WORK INSTRUCTION :: For the data that follows, return each line unchanged and drop the pictures.

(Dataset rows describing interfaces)

■ ■ ■ ■ ■

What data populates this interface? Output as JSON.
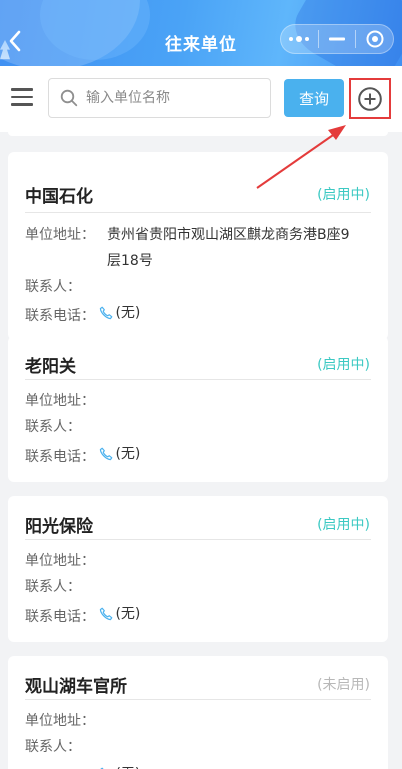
{
  "header": {
    "title": "往来单位",
    "back_icon": "chevron-left-icon",
    "more_icon": "more-dots-icon",
    "minimize_icon": "minimize-icon",
    "close_icon": "target-circle-icon"
  },
  "search": {
    "placeholder": "输入单位名称",
    "value": "",
    "query_label": "查询",
    "menu_icon": "menu-icon",
    "add_icon": "plus-circle-icon"
  },
  "labels": {
    "address": "单位地址：",
    "contact": "联系人：",
    "phone": "联系电话："
  },
  "colors": {
    "active_status": "#3cc9c3",
    "inactive_status": "#b8b8b8",
    "query_button": "#4ab1ee",
    "highlight": "#e43b3b"
  },
  "units": [
    {
      "name": "中国石化",
      "status": "(启用中)",
      "address_line1": "贵州省贵阳市观山湖区麒龙商务港B座9",
      "address_line2": "层18号",
      "contact": "",
      "phone": "(无)"
    },
    {
      "name": "老阳关",
      "status": "(启用中)",
      "address_line1": "",
      "address_line2": "",
      "contact": "",
      "phone": "(无)"
    },
    {
      "name": "阳光保险",
      "status": "(启用中)",
      "address_line1": "",
      "address_line2": "",
      "contact": "",
      "phone": "(无)"
    },
    {
      "name": "观山湖车官所",
      "status": "(未启用)",
      "address_line1": "",
      "address_line2": "",
      "contact": "",
      "phone": "(无)"
    }
  ]
}
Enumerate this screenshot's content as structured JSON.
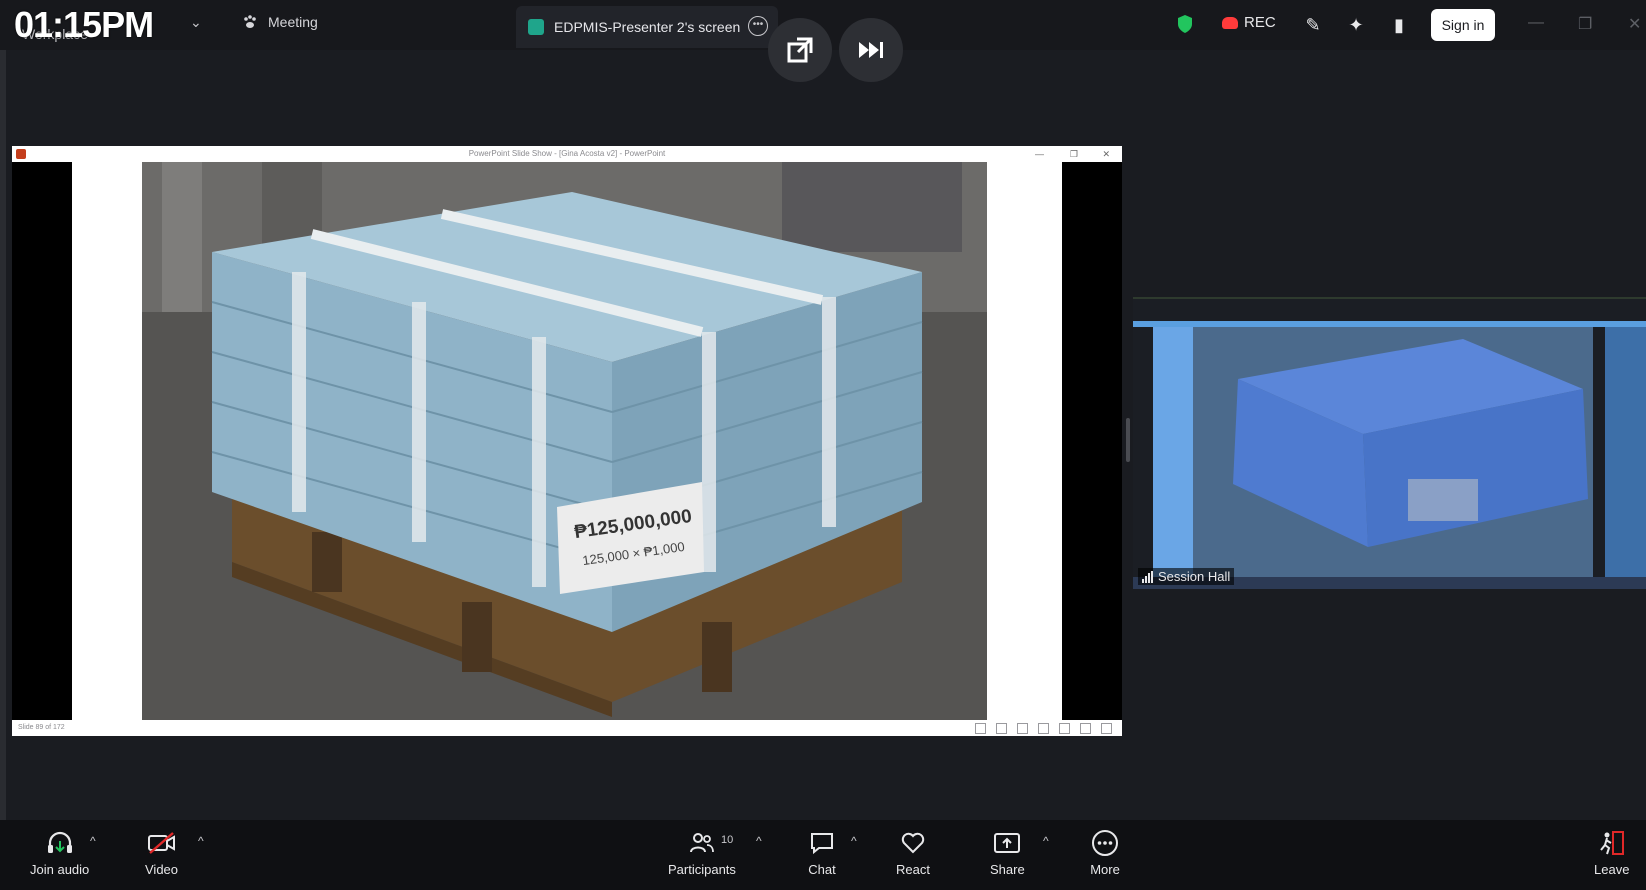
{
  "topbar": {
    "clock": "01:15PM",
    "app_subtitle": "Workplace",
    "meeting_label": "Meeting",
    "screen_tab_label": "EDPMIS-Presenter 2's screen",
    "rec_label": "REC",
    "sign_in_label": "Sign in"
  },
  "share": {
    "ppt_title": "PowerPoint Slide Show - [Gina Acosta v2] - PowerPoint",
    "slide_status": "Slide 89 of 172",
    "photo_sign_amount": "₱125,000,000",
    "photo_sign_formula": "125,000 × ₱1,000"
  },
  "thumbnail": {
    "label": "Session Hall"
  },
  "toolbar": {
    "join_audio": "Join audio",
    "video": "Video",
    "participants": "Participants",
    "participants_count": "10",
    "chat": "Chat",
    "react": "React",
    "share": "Share",
    "more": "More",
    "leave": "Leave"
  },
  "colors": {
    "accent_green": "#1fa58b",
    "shield_green": "#22c55e",
    "record_red": "#ff3b3b",
    "leave_red": "#e02828"
  }
}
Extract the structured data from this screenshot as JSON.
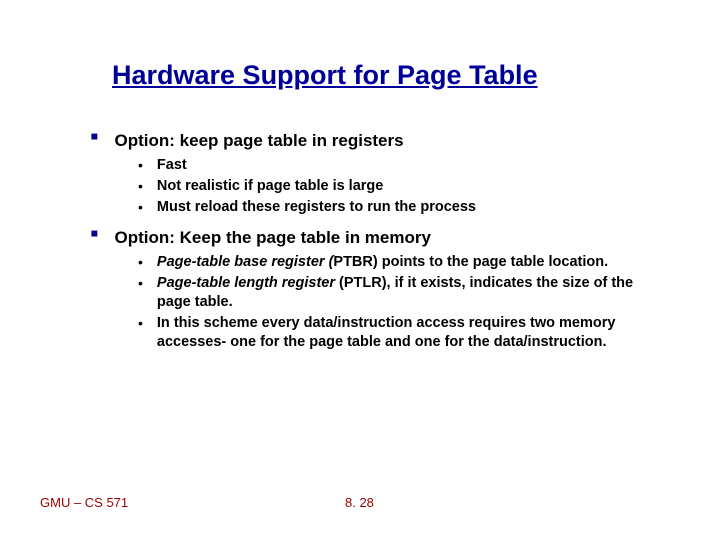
{
  "title": "Hardware Support for Page Table",
  "options": [
    {
      "heading": "Option: keep page table in registers",
      "subs": [
        {
          "text": "Fast"
        },
        {
          "text": "Not realistic if page table is large"
        },
        {
          "text": "Must reload these registers to run the process"
        }
      ]
    },
    {
      "heading": "Option: Keep the page table in memory",
      "subs": [
        {
          "prefix_italic": "Page-table base register (",
          "mid": "PTBR) points to the page table location."
        },
        {
          "prefix_italic": "Page-table length register",
          "mid": " (PTLR), if it exists,  indicates the size of the page table."
        },
        {
          "text": "In this scheme every data/instruction access requires two memory accesses- one for the page table and one for the data/instruction."
        }
      ]
    }
  ],
  "footer_left": "GMU – CS 571",
  "footer_center": "8. 28"
}
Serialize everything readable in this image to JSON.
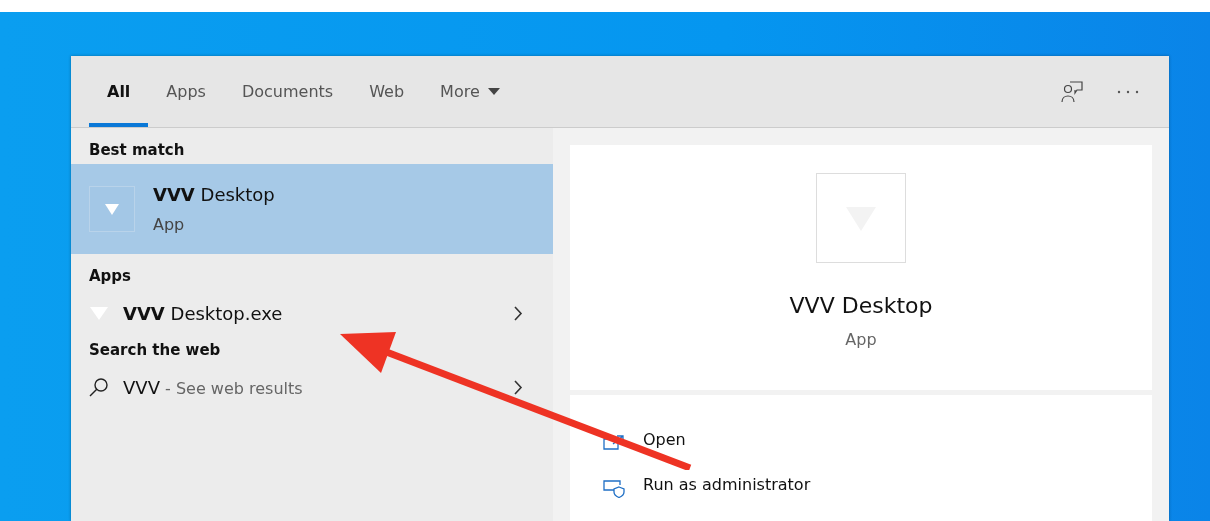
{
  "tabs": [
    {
      "label": "All",
      "selected": true
    },
    {
      "label": "Apps",
      "selected": false
    },
    {
      "label": "Documents",
      "selected": false
    },
    {
      "label": "Web",
      "selected": false
    },
    {
      "label": "More",
      "selected": false,
      "dropdown": true
    }
  ],
  "left_panel": {
    "sections": [
      {
        "heading": "Best match",
        "items": [
          {
            "kind": "best",
            "title": "**VVV** Desktop",
            "subtitle": "App",
            "selected": true
          }
        ]
      },
      {
        "heading": "Apps",
        "items": [
          {
            "kind": "app",
            "title": "**VVV** Desktop.exe",
            "selected": false
          }
        ]
      },
      {
        "heading": "Search the web",
        "items": [
          {
            "kind": "web",
            "title": "VVV",
            "suffix": " - See web results",
            "selected": false
          }
        ]
      }
    ]
  },
  "preview": {
    "title": "VVV Desktop",
    "subtitle": "App",
    "actions": [
      {
        "kind": "open",
        "label": "Open"
      },
      {
        "kind": "admin",
        "label": "Run as administrator"
      }
    ]
  }
}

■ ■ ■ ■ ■

RESPONSE AREA ::
What data populates this interface? Output as JSON.
{
  "header": {
    "title": "往来单位",
    "back_icon": "chevron-left-icon",
    "more_icon": "more-dots-icon",
    "minimize_icon": "minimize-icon",
    "close_icon": "target-circle-icon"
  },
  "search": {
    "placeholder": "输入单位名称",
    "value": "",
    "query_label": "查询",
    "menu_icon": "menu-icon",
    "add_icon": "plus-circle-icon"
  },
  "labels": {
    "address": "单位地址：",
    "contact": "联系人：",
    "phone": "联系电话："
  },
  "colors": {
    "active_status": "#3cc9c3",
    "inactive_status": "#b8b8b8",
    "query_button": "#4ab1ee",
    "highlight": "#e43b3b"
  },
  "units": [
    {
      "name": "中国石化",
      "status": "(启用中)",
      "address_line1": "贵州省贵阳市观山湖区麒龙商务港B座9",
      "address_line2": "层18号",
      "contact": "",
      "phone": "(无)"
    },
    {
      "name": "老阳关",
      "status": "(启用中)",
      "address_line1": "",
      "address_line2": "",
      "contact": "",
      "phone": "(无)"
    },
    {
      "name": "阳光保险",
      "status": "(启用中)",
      "address_line1": "",
      "address_line2": "",
      "contact": "",
      "phone": "(无)"
    },
    {
      "name": "观山湖车官所",
      "status": "(未启用)",
      "address_line1": "",
      "address_line2": "",
      "contact": "",
      "phone": "(无)"
    }
  ]
}
Enumerate this screenshot's content as structured JSON.
{
  "topbar": {
    "clock": "01:15PM",
    "app_subtitle": "Workplace",
    "meeting_label": "Meeting",
    "screen_tab_label": "EDPMIS-Presenter 2's screen",
    "rec_label": "REC",
    "sign_in_label": "Sign in"
  },
  "share": {
    "ppt_title": "PowerPoint Slide Show - [Gina Acosta v2] - PowerPoint",
    "slide_status": "Slide 89 of 172",
    "photo_sign_amount": "₱125,000,000",
    "photo_sign_formula": "125,000 × ₱1,000"
  },
  "thumbnail": {
    "label": "Session Hall"
  },
  "toolbar": {
    "join_audio": "Join audio",
    "video": "Video",
    "participants": "Participants",
    "participants_count": "10",
    "chat": "Chat",
    "react": "React",
    "share": "Share",
    "more": "More",
    "leave": "Leave"
  },
  "colors": {
    "accent_green": "#1fa58b",
    "shield_green": "#22c55e",
    "record_red": "#ff3b3b",
    "leave_red": "#e02828"
  }
}
Extract the structured data from this screenshot as JSON.
{
  "title": "Hardware Support for Page Table",
  "options": [
    {
      "heading": "Option: keep page table in registers",
      "subs": [
        {
          "text": "Fast"
        },
        {
          "text": "Not realistic if page table is large"
        },
        {
          "text": "Must reload these registers to run the process"
        }
      ]
    },
    {
      "heading": "Option: Keep the page table in memory",
      "subs": [
        {
          "prefix_italic": "Page-table base register (",
          "mid": "PTBR) points to the page table location."
        },
        {
          "prefix_italic": "Page-table length register",
          "mid": " (PTLR), if it exists,  indicates the size of the page table."
        },
        {
          "text": "In this scheme every data/instruction access requires two memory accesses- one for the page table and one for the data/instruction."
        }
      ]
    }
  ],
  "footer_left": "GMU – CS 571",
  "footer_center": "8. 28"
}
Serialize everything readable in this image to JSON.
{
  "tabs": [
    {
      "label": "All",
      "selected": true
    },
    {
      "label": "Apps",
      "selected": false
    },
    {
      "label": "Documents",
      "selected": false
    },
    {
      "label": "Web",
      "selected": false
    },
    {
      "label": "More",
      "selected": false,
      "dropdown": true
    }
  ],
  "left_panel": {
    "sections": [
      {
        "heading": "Best match",
        "items": [
          {
            "kind": "best",
            "title": "**VVV** Desktop",
            "subtitle": "App",
            "selected": true
          }
        ]
      },
      {
        "heading": "Apps",
        "items": [
          {
            "kind": "app",
            "title": "**VVV** Desktop.exe",
            "selected": false
          }
        ]
      },
      {
        "heading": "Search the web",
        "items": [
          {
            "kind": "web",
            "title": "VVV",
            "suffix": " - See web results",
            "selected": false
          }
        ]
      }
    ]
  },
  "preview": {
    "title": "VVV Desktop",
    "subtitle": "App",
    "actions": [
      {
        "kind": "open",
        "label": "Open"
      },
      {
        "kind": "admin",
        "label": "Run as administrator"
      }
    ]
  }
}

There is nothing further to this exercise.